Thanks for reading. If you like what you’ve read, visit me on the Island of Misfit Toys (

Friday, February 1, 2013

Me Fail English? That's Unpossible.

So, exactly one week from the time this post has been postedly posted, I will be doing something that scared the hell out of me. No, not bear hang gliding. Not gluing acorns to myself and running through squirrel packs screaming, “Lunch time!” Nor will I be attempting to fend of the upcoming robot invasion by myself. And certainly not telling my wife what I really think of her cooking. This time next week I will be taking the Praxis 2. 

DUN DUN DUHHHHHHH!!!! (If this were a movie, the camera will pull in to my closely as I admit this. Also, the line about squirrels would probably only be on the DVD extras.)

Anyway, for those of you who are not up on the lingo and don’t want to spend time Googling “Praxis 2” that’s basically a big test that if I pass says that I’m qualified to teach High School English. If I fail, then I’m only qualified to make zany comments on the internet, but I lose my amateur status and will therefor be unable to comment on the Olympics. It’s all very complicated.

The truth is, I’m scared. It’s been a rocky road up until this point. An actual rocky road, not the delicious, delicious ice cream. I’ve been studying, but there’s so much that goes on with this particular test I feel like no matter how much I study, I’m going to miss something. There are all kinds of study guides and tests, and I’ve been looking through them all, hoping to find some secret code that will allow me to hit on the magic combo that let’s me pass this test. (So far, I’ve found a code on the back of the Constitution and another one that tells me the secret ingredient to KFC. It’s salt.)

While I’m working out my fears here, on my blog in public, I also wanted to let you all know what’s coming up. For starters, this post here is going to be my second to last post until AFTER the test, in one week. So you’ll be spending next week Bad Shakespeare-less. I know that’s like taking away your Fruity Trix like I’m some fruit obsessed white rabbit, but I have to focus on studying to ensure that I hit up my dream: Being a teacher. Plus, imagine how much better the posts will be after a whole week of things going on! 

But note that I said SECOND to last for the week. Tomorrow, I’m proud to announce a special Groundhog Day crossover between Bad Shakespeare and the Island of Misfit toys. Tomorrow, you will be reading an excellent piece by The Island’s Erin Garland, and regular Island readers will be regaled by Bad Shakespeare. Remember while I’m gone to play nice with her.

However, next week at this time, please say a special prayer/thought to whatever deity you currently believe in, whether it’s God, Zeus, or Nicolas Cage, that I pass this test, and get that much closer to being a teacher.
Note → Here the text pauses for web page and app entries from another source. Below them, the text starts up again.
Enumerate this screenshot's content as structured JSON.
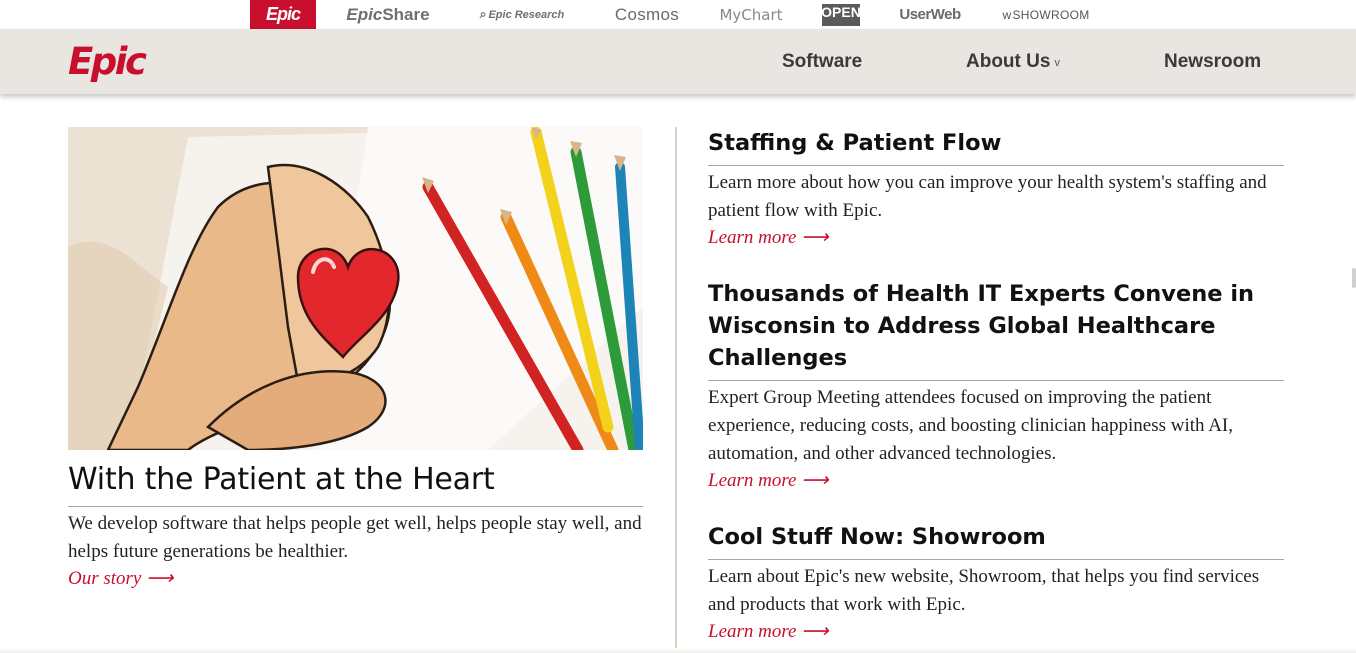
{
  "brand_strip": {
    "epic": "Epic",
    "epicshare_main": "Epic",
    "epicshare_sub": "Share",
    "epic_research": "Epic Research",
    "cosmos": "Cosmos",
    "mychart": "MyChart",
    "open_epic": "OPEN",
    "userweb": "UserWeb",
    "showroom": "SHOWROOM"
  },
  "nav": {
    "logo": "Epic",
    "items": [
      {
        "label": "Software"
      },
      {
        "label": "About Us"
      },
      {
        "label": "Newsroom"
      }
    ]
  },
  "feature": {
    "title": "With the Patient at the Heart",
    "description": "We develop software that helps people get well, helps people stay well, and helps future generations be healthier.",
    "link": "Our story ⟶"
  },
  "articles": [
    {
      "title": "Staffing & Patient Flow",
      "description": "Learn more about how you can improve your health system's staffing and patient flow with Epic.",
      "link": "Learn more ⟶"
    },
    {
      "title": "Thousands of Health IT Experts Convene in Wisconsin to Address Global Healthcare Challenges",
      "description": "Expert Group Meeting attendees focused on improving the patient experience, reducing costs, and boosting clinician happiness with AI, automation, and other advanced technologies.",
      "link": "Learn more ⟶"
    },
    {
      "title": "Cool Stuff Now: Showroom",
      "description": "Learn about Epic's new website, Showroom, that helps you find services and products that work with Epic.",
      "link": "Learn more ⟶"
    }
  ],
  "colors": {
    "brand_red": "#c8102e",
    "nav_bg": "#e9e6e1",
    "divider": "#a6a6a6"
  }
}
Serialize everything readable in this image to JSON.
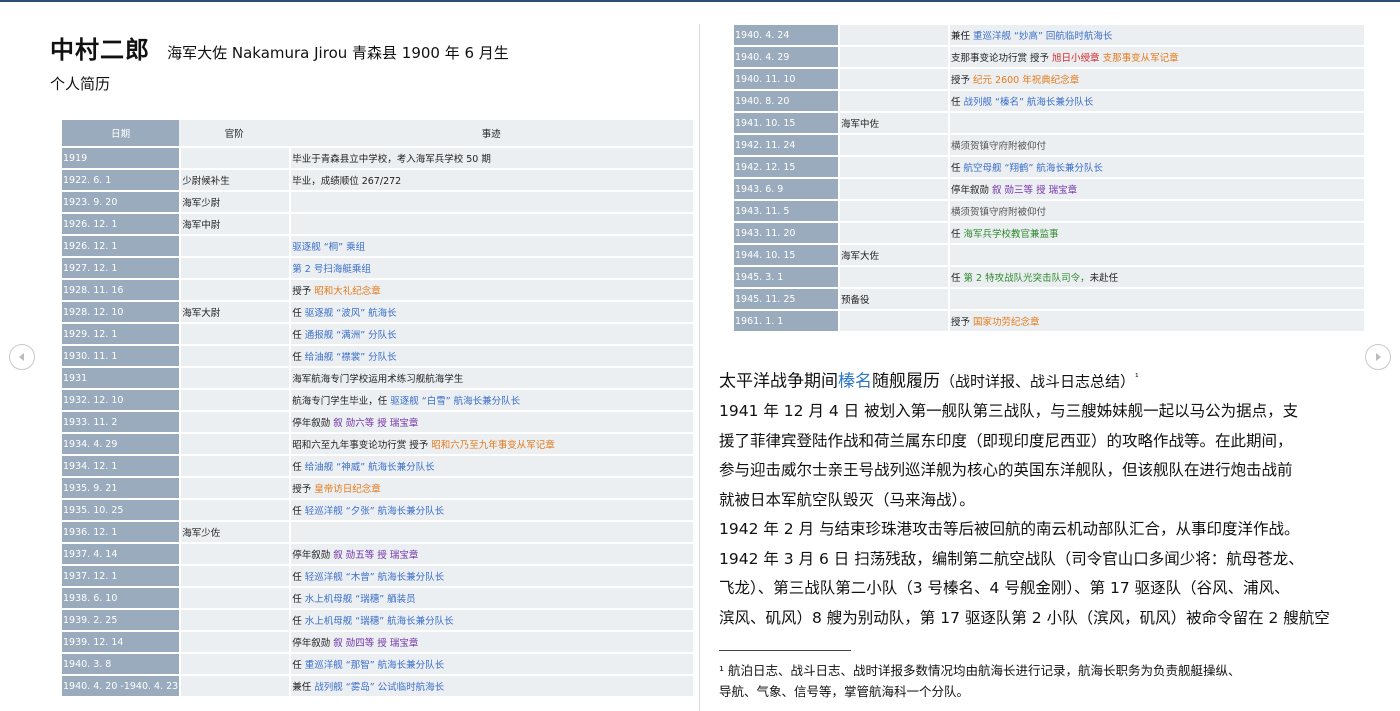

It’s Friday, people. You’re not using any of that brain power, anyway, send it to me. Me think good.

Also, remember that there are over 119 posts (120 to be exact) on this blog. If you haven’t read them yet, they’re new to you!